The IP physician is the manager of the network and manages medications such as opioids, hormonal therapy and other therapies. Many specialists perform pain management and include anesthesiologists and physical medicine specialists. However, with the number of centers needed around the country, it is anticipated that there will be an insufficient number of these specialists willing to take on this role. The authors logically look to family physicians, internists, and other first-line medical practitioners who feel motivated in providing this critical care to IP patients. The IP physician is the manager of the network and, as such, requires knowledge of ancillary support and services.
When there is doubt about the genuine need for aggressive treatment, the psychologist is called upon to evaluate the legitimacy of the pain that dictates the use of potentially abusive drugs and the ability of the patient to accept their lifetime incurable condition.
With any indication or suspicion of drug abuse history, the patient is to be evaluated, and, in some cases, co-managed by the addictionologist network member.
The PM&R network member will evaluate the patient for the necessity of physical therapy and the use of supportive prostheses.
The endocrinologist will be called upon to evaluate and possibly co-manage the hormonal complications of pain and opioid therapy such as hypotestosteronenia, osteoporosis, and adrenal deficiencies.
The neurologist will be called on to evaluate and possibly co-manage such conditions as headaches, neuropathies, and neuralgias.
The rheumotologist evaluates and co-manages auto-immune disorders such as fibromyalgia and systemic lupus erythematosis.

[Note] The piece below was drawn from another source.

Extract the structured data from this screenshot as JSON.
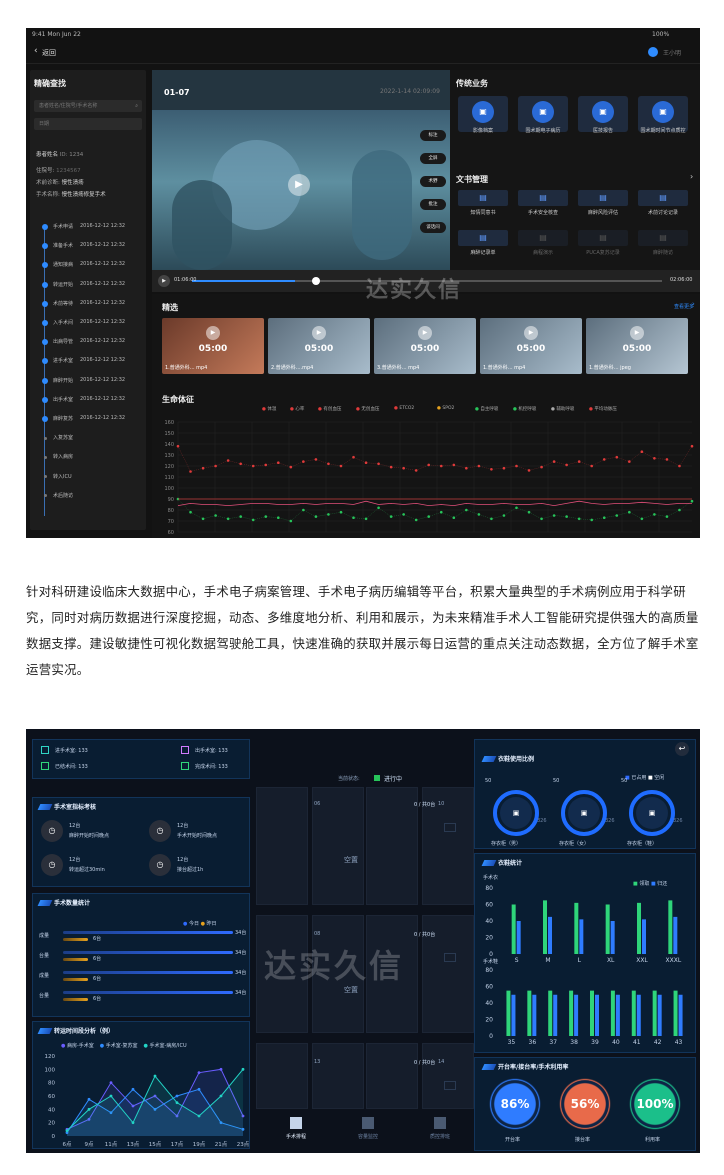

The psychiatrist plays an important role in treating commonly found maladies of IP patients such as depression, attention deficit disorder, and other neuropsychiatric complications of intractable pain treatment.
The neurosurgeon is available to evaluate spinal and nerve disorders to determine if a surgical procedure can be curative or ameliorative.
Bone related disorders are referred to the orthopedic surgeon to determine if a surgical procedure can be curative or ameliorative.
Services such as records administration, dental, legal, home care, pharmacy, podiatry and diagnostic services can provide complementary support that can fill all a patient’s needs. All members of the network will be informed of the available ancillary services and will be expected to employ their services as required. The administrative function is extremely important because it is necessary that records of treatment be maintained at the IP center whether treatment occurred there or at an office of a network participant. Legal support should be an ongoing function reviewing changes in relevant laws, compliance, and advising of potential problems. The records of historic drug abusers should be reviewed by the legal member to avoid any potential problems.
DEA rescinds “Prescription Pain Medications: Frequently Asked Questions and Answers for Health Care Professionals and Law Enforcement Personnel”
In the September/October issue of Practical Pain Management, in a news release on page 54, it was announced that DEA had released a document entitled “Prescription Pain Medications: Frequently Asked Questions and Answers for Health Care Professionals and Law Enforcement Personnel.” The release contained a brief summary of the document and a web site where the document could be accessed.
PPM has received calls from our readers that the document could not be accessed. A recent investigation uncovered the following internet message:
In August 2004, the Drug Enforcement Administration (DEA) published on its Office of Diversion Control Web site a document entitled “Prescription Pain Medications: Frequently Asked Questions and Answers for Health Care Professionals and Law Enforcement Personnel.” The document contained misstatements and has therefore been removed from the DEA Web site. DEA wishes to emphasize that the document was not approved as an official statement of the agency and did not and does not have the force and effect of law.
DEA recognizes that the proper use of controlled substances in the treatment of pain remains an extremely important issue. Accordingly, DEA intends to address this matter in the future.